We recreate Heartworm over and over again. Today, it is in ‘the now’; we feel ‘the now’. As a 7 piece band for this tour, Heartworm won’t sound the same. We could never re-record that album. We never set out to make a great record, we just wanted to make music man; it wouldn’t be the same today. If we were ever to experiment with Heartworm, I’d like to get the RTE Philharmonic Orchestra to fill everything in and make a massive sound, y’know? Kind of like what Elbow did.
Will the live gigs be just as wild? [My friend told me you once through a Hoover into an audience at Witness]
I hope so. (laughs) I remember one time, we hoovered up some baking powder on stage alright. We had just met someone like Lily Allen or somebody, and in honour of Lily Allen or Keith Allen or whoever it was, we staged this memorial to the big-business cokeheads that run and ruin the music business.
Would ye ever consider a big label again such as Columbia?
There’s big money in these labels; they’re almost like Pyramid Schemes. They know how to destroy bands and careers so I say fuck them. I think we should destroy every big label and every corporation in this country. If we don’t do something we have nothing, they’ve taken everything. We need to realise that life is not rosy. Whipping Boy are going to help the independent smaller labels as much as they will help us. We hope to release our new records on FIFA Records.
What will keep Whipping Boy busy until Christmas?
We release ‘No one takes prisoners anymore’ in early December; there will be a B-side ‘When Earth’s Last Picture is Painted’ [Originally a Rudyard Kipling poem circa 1892]. Hopefully, we might get to release an acoustic version as well but it is set down right now. I’m really excited about this new stuff, I’ve been really lazy this time though; I didn’t write any of it. An old friend of mine, Martin Egan basically handed me the tracks and said ‘Here, sing these will ya?’; and that’s exactly what I did. It’s fascinating to see how such old material can resonate so clearly in the present to me. Come the New Year, we’ll try travel to England and Eastern Europe, then who knows?

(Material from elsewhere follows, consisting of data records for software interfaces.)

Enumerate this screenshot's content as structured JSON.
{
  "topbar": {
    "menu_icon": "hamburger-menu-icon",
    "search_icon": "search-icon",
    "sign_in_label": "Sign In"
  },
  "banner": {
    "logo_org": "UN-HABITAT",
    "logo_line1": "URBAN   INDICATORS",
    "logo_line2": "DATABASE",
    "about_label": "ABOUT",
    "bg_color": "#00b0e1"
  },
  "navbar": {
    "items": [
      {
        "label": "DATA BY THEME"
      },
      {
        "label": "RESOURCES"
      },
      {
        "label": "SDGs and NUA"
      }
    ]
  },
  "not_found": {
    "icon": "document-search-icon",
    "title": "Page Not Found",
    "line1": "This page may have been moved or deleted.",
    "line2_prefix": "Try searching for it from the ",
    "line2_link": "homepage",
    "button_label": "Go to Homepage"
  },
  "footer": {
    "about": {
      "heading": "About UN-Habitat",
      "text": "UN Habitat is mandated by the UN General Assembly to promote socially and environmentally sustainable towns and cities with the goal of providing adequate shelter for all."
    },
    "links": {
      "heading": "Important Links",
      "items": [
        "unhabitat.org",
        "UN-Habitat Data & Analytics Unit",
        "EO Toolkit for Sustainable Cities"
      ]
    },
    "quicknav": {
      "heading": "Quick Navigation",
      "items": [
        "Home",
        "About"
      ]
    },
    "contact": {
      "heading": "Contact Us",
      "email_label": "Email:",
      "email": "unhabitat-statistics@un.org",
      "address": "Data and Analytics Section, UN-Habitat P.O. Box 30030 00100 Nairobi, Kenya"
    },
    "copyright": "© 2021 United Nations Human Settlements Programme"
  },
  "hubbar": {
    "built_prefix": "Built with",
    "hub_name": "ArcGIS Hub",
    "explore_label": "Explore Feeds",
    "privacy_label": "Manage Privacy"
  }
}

Russia? China? Ha-ha!
How do you feel about Irish campaigns such as Occupy Dame St. or Occupy Cork?
I love it man. I just hope they stay there. This whole state is a test of time right now and those peoples commitments are what matters. The government have taken everything we have, what else is there to do but get in the way? “We need to occupy the stage, our minds, and our individuality, everything…” The more positive we are the more change will occur. Nobody is currently happy with all this doom and gloom but it’s as easy as changing that ‘No’ to ‘Yes’ that will take the first step to fixing this.
The Whipping Boy ‘Heartworm’ Tour will begin in Galway and follow to Cork. Fans can expect to hear one of the most influential Irish albums in its entirety at both gigs, while Dublin will be more varied. Ticket prices are listed below. With only three live performances, and only two of Heartworm in its entirety these gigs will be a unique experience to witness Whipping Boy’s return.
Rosín Dúbh, Galway – 15th December; €13 on the door, €15 online
The Pavilion, Cork – 17th December; Same Prices Apply
The Button Factory, Dublin – 21st December; Same Prices Apply
Dead School will provide support on all dates.